There was a time, oh, 10 years ago, when consumers used to salivate at the prospect of a new handset from Nokia. From the 2004’s computer-cum-phone, the 9500 Communicator, to 2007’s multimedia powerhouse, the N95, it used to be that for many people that the only option when it came to upgrading their handsets was to get another Nokia.
Then, on 29 June 2007, a nuclear bomb went off over Nokia headquarters in Espoo, Finland.
That was the date Apple’s original iPhone went on sale. Dismissed originally as a toy by competitors — perhaps most notably by former BlackBerry co-CEO Mike Lazaridis — the iPhone went on to change the fortunes of every player in the industry. Only Google, with Android — which was introduced a year later — has escaped the fallout without severe radiation burns.
With one world-changing product, Apple showed that Nokia had fallen far behind the curve. The Symbian operating system it had relied on for many years was no longer good enough — unlike Apple’s new iOS (and Google’s even newer Android), it couldn’t power the next generation of larger-screen touch-screen phones that would come to define the world of smartphones.
Three generations of iPhone later, in 2010, Nokia tapped former Microsoft executive Stephen Elop, who sparked immediate controversy by kicking Symbian (the now-famous “burning platform”) into touch and also ditching plans to develop a more modern operating system called MeeGo. Instead, Elop, who had looked after the Office money spinner for Microsoft, turned to his former employer, betting Nokia’s future on Windows Phone.
It was a risky move. Microsoft had also been caught napping by Apple, and was scrambling to reinvent its terribly dated Windows Mobile operating system for the modern era. Microsoft chose a radically different approach, favouring a new type of graphical user interface driven by “live tiles” rather than the icons-based approach favoured by Apple and Google. It remains a controversial design decision to this day, though critics and consumers are warming to it to as a viable alternative.

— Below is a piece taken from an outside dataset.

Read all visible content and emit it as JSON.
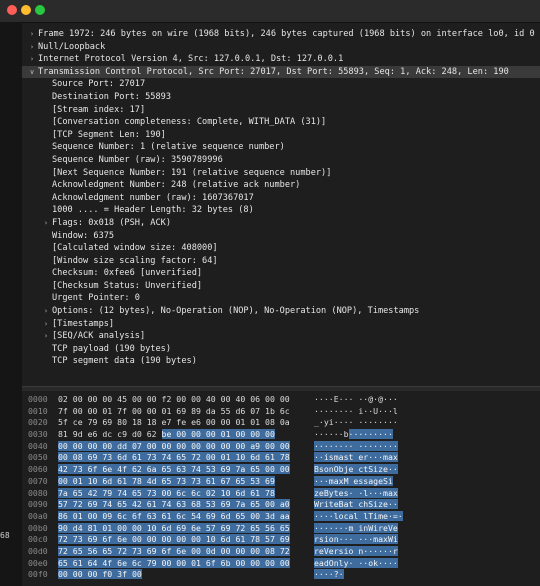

At the same time, perceptions about the Nokia brand also appear to be shifting markedly. Whereas a few years ago, few consumers — at least at the top end of the market — would have considered a Nokia handset, comments on technology websites and elsewhere imply that the company’s Windows Phone-based Lumia phones are becoming seen as feasible alternatives to devices such as the iPhone and the panoply of Android smartphones from companies such as Samsung and Sony.
There are many reasons for this. For one thing, Windows Phone has matured nicely as a platform. Version 8 is a stable, fast and modern operating system. Windows Phone still lacks key applications — possibly its biggest problem — but that is changing fast. Even Instagram, the wildly popular mobile photo-sharing software owned by Facebook, is coming to the Microsoft platform later this year.
Also, Nokia is making great hardware — quite possibly the best it’s ever made. The Lumia range is distinctive for its range of bright colours, especially for the midrange models, something Apple — yes, Apple — has mimicked with its new, cheaper iPhone 5c phones. But more importantly, Nokia is innovating at pace again, in both hardware and software. The 41-megapixel PureView camera with optical image stabilisation technology built into the new Lumia 1020 is the best in the business. Nokia now has a range of Lumia hardware to suit a wide range of tastes and budgets.
Last month, Microsoft and Nokia, already joined at the hip, announced they would merge. The software maker offered €5,4bn in cash to buy the Finnish company’s devices and services business and to license its patents and use its mapping services. The deal included a €1,5bn line of credit, which, curiously, Nokia drew on fully within days. That suggested it may have been in danger of running out of cash, something Microsoft simply couldn’t afford. It would have left Windows Phone dead in the water.
Even if the deal was in part bailout, there’s no doubt that consumers are warming to the Lumia brand and to Windows Phone. Nokia is getting its groove back. Outgoing Microsoft CEO Steve Ballmer may have just made the smartest acquisition of his 13 years at the helm.
- Duncan McLeod is editor of TechCentral. Engage with him on Twitter
- This column was first published in the Sunday Times